Coarse-grained molecular simulation of penetrant diffusion in a glassy polymer using reverse and kinetic Monte Carlo
A coarse-grained method for simulating diffusion of a small molecule within a glassy polymer was developed and implemented. The method builds on our previous work in which molecular-level jump rates between likely sorption states were calculated with multidimensional transition-state theory incorporating explicit chain motions that accompany each jump. In this work we first use a reverse Monte Carlo approach to generate large microstructures of sorption states and jump paths whose size, connectivity, and rate constant distributions match those found in detailed molecular simulations of methane in glassy atactic polypropylene. Next we simulate diffusion of isolated penetrant molecules in these microstructures using kinetic Monte Carlo. Over small to moderate times, mean-squared displacement increases sublinearly (anomalous diffusion) in structures of either low or moderate connectivity and with either uniform rate constants or a distribution of rate constants. At long times, regular diffusion is observed in all systems except the low-connectivity structure with a distribution of rate constants. Through examination of the fraction of jumps that return to the initial state, we attribute anomalous diffusion to situations in which a penetrant molecule is confined to regions of low connectivity similar to a percolation cluster. The infrequent jumps that occur over longer times allow the penetrant to move away from this confining region and experience regular diffusion. This phenomenon is present with a distribution of connectivity and uniform rate constants, and it is exaggerated by a distribution of rate constants.
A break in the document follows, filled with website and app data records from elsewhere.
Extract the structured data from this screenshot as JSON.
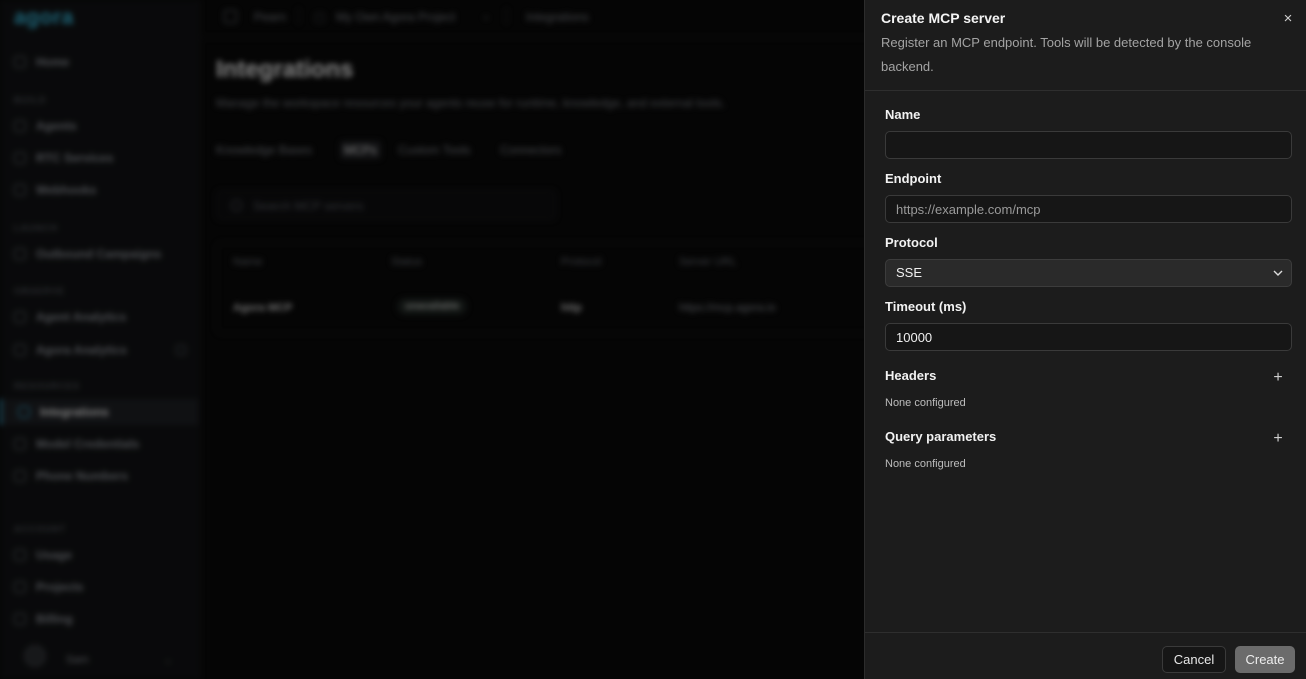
{
  "background": {
    "logo": "agora",
    "topbar": {
      "org": "Pearn",
      "project": "My Own Agora Project",
      "page": "Integrations"
    },
    "sidebar": {
      "items": [
        {
          "label": "Home"
        },
        {
          "section": "BUILD"
        },
        {
          "label": "Agents"
        },
        {
          "label": "RTC Services"
        },
        {
          "label": "Webhooks"
        },
        {
          "section": "LAUNCH"
        },
        {
          "label": "Outbound Campaigns"
        },
        {
          "section": "OBSERVE"
        },
        {
          "label": "Agent Analytics"
        },
        {
          "label": "Agora Analytics"
        },
        {
          "section": "RESOURCES"
        },
        {
          "label": "Integrations",
          "active": true
        },
        {
          "label": "Model Credentials"
        },
        {
          "label": "Phone Numbers"
        },
        {
          "section": "ACCOUNT"
        },
        {
          "label": "Usage"
        },
        {
          "label": "Projects"
        },
        {
          "label": "Billing"
        }
      ],
      "user": "Sam"
    },
    "main": {
      "title": "Integrations",
      "subtitle": "Manage the workspace resources your agents reuse for runtime, knowledge, and external tools.",
      "tabs": [
        "Knowledge Bases",
        "MCPs",
        "Custom Tools",
        "Connectors"
      ],
      "active_tab": "MCPs",
      "search_placeholder": "Search MCP servers",
      "table": {
        "headers": [
          "Name",
          "Status",
          "Protocol",
          "Server URL"
        ],
        "row": {
          "name": "Agora MCP",
          "status": "unavailable",
          "protocol": "http",
          "url": "https://mcp.agora.io"
        }
      }
    }
  },
  "sheet": {
    "title": "Create MCP server",
    "description": "Register an MCP endpoint. Tools will be detected by the console backend.",
    "close_icon": "×",
    "fields": {
      "name": {
        "label": "Name",
        "value": "",
        "placeholder": ""
      },
      "endpoint": {
        "label": "Endpoint",
        "value": "",
        "placeholder": "https://example.com/mcp"
      },
      "protocol": {
        "label": "Protocol",
        "value": "SSE"
      },
      "timeout": {
        "label": "Timeout (ms)",
        "value": "10000"
      }
    },
    "headers": {
      "title": "Headers",
      "note": "None configured",
      "add_icon": "+"
    },
    "query": {
      "title": "Query parameters",
      "note": "None configured",
      "add_icon": "+"
    },
    "footer": {
      "cancel": "Cancel",
      "create": "Create"
    }
  },
  "colors": {
    "accent": "#3ab0d6",
    "panel": "#1c1c1c",
    "create_button": "#6b6b6b"
  }
}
The regular diffusion regime is reached for displacements beyond 70 Å and below the edge length of the periodic cell employed, and the predicted diffusion coefficient is reasonable for methane diffusing in glassy atactic polypropylene.